Citation: Zhang Y, Geng S, Prasad GL and Li L (2018) Suppression of Neutrophil Antimicrobial Functions by Total Particulate Matter From Cigarette Smoke. Front. Immunol. 9:2274. doi: 10.3389/fimmu.2018.02274
Received: 27 April 2018; Accepted: 12 September 2018;
Published: 04 October 2018.
Edited by:Xiaoquan Rao, Case Western Reserve University, United States
Reviewed by:Alok Agrawal, East Tennessee State University, United States
Hongkuan Fan, Medical University of South Carolina, United States
Daping Fan, University of South Carolina, United States
Copyright © 2018 Zhang, Geng, Prasad and Li. This is an open-access article distributed under the terms of the Creative Commons Attribution License (CC BY). The use, distribution or reproduction in other forums is permitted, provided the original author(s) and the copyright owner(s) are credited and that the original publication in this journal is cited, in accordance with accepted academic practice. No use, distribution or reproduction is permitted which does not comply with these terms.

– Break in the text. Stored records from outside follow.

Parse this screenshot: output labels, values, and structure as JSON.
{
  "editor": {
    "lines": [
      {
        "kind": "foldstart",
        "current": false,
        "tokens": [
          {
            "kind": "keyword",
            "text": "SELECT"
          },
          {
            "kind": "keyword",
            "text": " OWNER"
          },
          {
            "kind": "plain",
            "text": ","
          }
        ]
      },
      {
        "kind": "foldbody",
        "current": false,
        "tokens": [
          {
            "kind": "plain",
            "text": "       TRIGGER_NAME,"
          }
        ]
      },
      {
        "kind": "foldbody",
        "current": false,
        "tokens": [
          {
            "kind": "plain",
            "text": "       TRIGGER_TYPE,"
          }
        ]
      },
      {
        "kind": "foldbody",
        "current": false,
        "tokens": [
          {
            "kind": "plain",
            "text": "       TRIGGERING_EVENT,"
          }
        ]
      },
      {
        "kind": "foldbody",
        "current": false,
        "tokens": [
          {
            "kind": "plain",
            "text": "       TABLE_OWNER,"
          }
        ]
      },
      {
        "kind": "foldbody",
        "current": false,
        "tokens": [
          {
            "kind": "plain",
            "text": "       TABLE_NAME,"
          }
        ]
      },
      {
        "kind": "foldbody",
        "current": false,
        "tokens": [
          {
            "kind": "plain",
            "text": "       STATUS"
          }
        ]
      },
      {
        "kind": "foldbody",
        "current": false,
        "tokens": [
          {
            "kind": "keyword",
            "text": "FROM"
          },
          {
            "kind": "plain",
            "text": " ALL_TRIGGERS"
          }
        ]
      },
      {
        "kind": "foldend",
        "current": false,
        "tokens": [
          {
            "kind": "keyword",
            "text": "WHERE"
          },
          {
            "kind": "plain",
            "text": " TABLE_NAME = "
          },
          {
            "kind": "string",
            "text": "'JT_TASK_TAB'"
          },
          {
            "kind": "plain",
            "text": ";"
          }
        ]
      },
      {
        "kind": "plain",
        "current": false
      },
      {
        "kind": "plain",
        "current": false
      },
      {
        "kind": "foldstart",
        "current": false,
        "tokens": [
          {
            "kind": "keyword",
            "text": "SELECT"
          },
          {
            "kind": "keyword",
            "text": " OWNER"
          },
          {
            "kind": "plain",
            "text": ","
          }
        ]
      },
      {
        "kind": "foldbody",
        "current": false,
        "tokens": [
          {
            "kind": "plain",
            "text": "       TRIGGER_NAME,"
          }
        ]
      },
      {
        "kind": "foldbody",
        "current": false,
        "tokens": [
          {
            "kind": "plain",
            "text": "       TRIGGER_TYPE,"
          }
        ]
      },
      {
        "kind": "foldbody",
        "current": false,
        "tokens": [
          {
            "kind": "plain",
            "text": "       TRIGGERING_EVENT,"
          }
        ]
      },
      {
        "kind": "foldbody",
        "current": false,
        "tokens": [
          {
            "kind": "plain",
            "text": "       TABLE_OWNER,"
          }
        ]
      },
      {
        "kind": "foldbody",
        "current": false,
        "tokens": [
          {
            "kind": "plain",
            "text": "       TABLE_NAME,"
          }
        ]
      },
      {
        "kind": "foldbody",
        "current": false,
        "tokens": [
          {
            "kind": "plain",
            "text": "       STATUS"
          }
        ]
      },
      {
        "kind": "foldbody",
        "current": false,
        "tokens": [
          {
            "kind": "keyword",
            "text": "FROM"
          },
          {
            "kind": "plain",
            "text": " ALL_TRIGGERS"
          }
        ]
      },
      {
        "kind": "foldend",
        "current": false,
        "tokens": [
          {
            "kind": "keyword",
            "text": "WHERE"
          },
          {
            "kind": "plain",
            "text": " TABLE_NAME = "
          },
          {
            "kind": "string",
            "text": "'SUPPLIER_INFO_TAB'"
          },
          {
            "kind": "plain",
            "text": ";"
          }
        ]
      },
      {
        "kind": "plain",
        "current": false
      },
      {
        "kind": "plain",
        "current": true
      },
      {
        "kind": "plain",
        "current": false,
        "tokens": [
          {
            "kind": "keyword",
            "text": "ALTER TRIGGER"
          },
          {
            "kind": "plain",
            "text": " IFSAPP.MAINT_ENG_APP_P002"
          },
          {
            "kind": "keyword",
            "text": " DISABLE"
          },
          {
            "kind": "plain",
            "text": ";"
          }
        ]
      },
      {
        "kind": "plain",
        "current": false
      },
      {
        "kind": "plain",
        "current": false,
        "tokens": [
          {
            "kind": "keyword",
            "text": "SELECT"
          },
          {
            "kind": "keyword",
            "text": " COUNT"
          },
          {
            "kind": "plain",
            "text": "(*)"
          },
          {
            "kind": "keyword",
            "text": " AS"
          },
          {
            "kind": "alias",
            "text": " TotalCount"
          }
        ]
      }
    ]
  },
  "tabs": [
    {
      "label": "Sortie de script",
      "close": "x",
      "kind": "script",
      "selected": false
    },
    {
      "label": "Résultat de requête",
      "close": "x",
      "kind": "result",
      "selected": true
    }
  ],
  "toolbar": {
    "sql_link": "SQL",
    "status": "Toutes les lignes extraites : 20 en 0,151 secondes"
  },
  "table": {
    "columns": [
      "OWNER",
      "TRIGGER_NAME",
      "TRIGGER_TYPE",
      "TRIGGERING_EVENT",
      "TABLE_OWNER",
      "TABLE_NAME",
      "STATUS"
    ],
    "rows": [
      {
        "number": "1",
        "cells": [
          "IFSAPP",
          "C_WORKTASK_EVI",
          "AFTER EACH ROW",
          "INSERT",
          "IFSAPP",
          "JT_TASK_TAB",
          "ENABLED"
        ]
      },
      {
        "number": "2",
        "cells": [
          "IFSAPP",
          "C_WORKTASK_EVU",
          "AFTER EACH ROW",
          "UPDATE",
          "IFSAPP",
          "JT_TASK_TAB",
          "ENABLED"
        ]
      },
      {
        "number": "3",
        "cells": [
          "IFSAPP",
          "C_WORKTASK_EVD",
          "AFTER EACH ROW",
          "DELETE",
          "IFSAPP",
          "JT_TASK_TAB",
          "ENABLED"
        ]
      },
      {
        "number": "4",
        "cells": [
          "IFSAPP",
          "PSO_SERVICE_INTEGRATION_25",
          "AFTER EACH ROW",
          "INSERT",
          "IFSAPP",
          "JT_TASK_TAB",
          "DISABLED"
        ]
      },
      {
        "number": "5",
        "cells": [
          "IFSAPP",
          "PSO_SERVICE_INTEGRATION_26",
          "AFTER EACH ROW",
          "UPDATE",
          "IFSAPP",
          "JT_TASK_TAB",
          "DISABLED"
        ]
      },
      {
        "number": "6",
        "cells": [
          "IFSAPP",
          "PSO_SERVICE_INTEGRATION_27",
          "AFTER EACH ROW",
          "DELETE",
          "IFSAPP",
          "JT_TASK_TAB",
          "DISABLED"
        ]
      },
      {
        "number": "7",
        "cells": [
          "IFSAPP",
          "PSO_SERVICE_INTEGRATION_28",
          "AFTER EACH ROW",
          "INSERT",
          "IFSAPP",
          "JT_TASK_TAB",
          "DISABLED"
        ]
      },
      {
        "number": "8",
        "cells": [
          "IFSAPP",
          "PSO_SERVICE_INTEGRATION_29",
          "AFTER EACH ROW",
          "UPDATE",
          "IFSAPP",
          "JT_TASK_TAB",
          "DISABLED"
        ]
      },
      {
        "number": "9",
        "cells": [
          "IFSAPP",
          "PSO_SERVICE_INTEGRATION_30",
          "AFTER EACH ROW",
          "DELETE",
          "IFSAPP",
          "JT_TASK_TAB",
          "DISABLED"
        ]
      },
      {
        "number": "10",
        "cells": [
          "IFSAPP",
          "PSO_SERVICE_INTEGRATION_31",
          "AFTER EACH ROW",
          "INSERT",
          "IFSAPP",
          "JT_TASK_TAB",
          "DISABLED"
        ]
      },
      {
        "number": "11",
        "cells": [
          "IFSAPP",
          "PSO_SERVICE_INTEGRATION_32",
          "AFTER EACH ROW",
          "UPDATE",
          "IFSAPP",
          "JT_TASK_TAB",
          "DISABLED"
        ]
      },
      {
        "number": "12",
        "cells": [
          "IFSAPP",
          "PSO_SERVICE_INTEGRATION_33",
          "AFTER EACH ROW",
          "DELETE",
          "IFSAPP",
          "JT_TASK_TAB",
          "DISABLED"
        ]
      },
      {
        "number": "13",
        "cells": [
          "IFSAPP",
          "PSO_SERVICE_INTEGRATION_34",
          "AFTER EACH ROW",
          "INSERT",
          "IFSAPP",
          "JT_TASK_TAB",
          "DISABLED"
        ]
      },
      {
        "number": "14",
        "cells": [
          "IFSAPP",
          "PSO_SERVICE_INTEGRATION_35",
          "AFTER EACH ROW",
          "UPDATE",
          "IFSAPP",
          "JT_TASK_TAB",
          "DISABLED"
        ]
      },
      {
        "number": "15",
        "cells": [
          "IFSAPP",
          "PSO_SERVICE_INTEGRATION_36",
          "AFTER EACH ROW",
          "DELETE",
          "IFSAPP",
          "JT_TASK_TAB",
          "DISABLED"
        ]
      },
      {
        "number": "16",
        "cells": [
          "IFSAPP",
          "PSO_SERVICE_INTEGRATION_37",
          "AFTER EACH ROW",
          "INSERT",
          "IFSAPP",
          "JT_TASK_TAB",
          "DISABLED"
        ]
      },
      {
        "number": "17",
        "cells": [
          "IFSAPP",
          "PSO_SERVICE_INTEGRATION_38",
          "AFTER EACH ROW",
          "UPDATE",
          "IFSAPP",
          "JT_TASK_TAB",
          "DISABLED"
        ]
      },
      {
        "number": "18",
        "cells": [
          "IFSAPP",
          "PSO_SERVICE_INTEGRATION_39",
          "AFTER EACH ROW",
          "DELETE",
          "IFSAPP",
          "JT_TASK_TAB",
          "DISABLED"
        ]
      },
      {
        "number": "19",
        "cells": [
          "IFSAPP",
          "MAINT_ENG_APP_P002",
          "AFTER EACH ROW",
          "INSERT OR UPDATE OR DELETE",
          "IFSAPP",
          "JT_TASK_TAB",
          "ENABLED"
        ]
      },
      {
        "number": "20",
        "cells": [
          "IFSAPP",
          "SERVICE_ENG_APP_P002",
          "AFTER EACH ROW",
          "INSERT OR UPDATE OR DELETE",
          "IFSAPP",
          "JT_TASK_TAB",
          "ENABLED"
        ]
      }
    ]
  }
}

*Correspondence: Liwu Li, firstname.lastname@example.org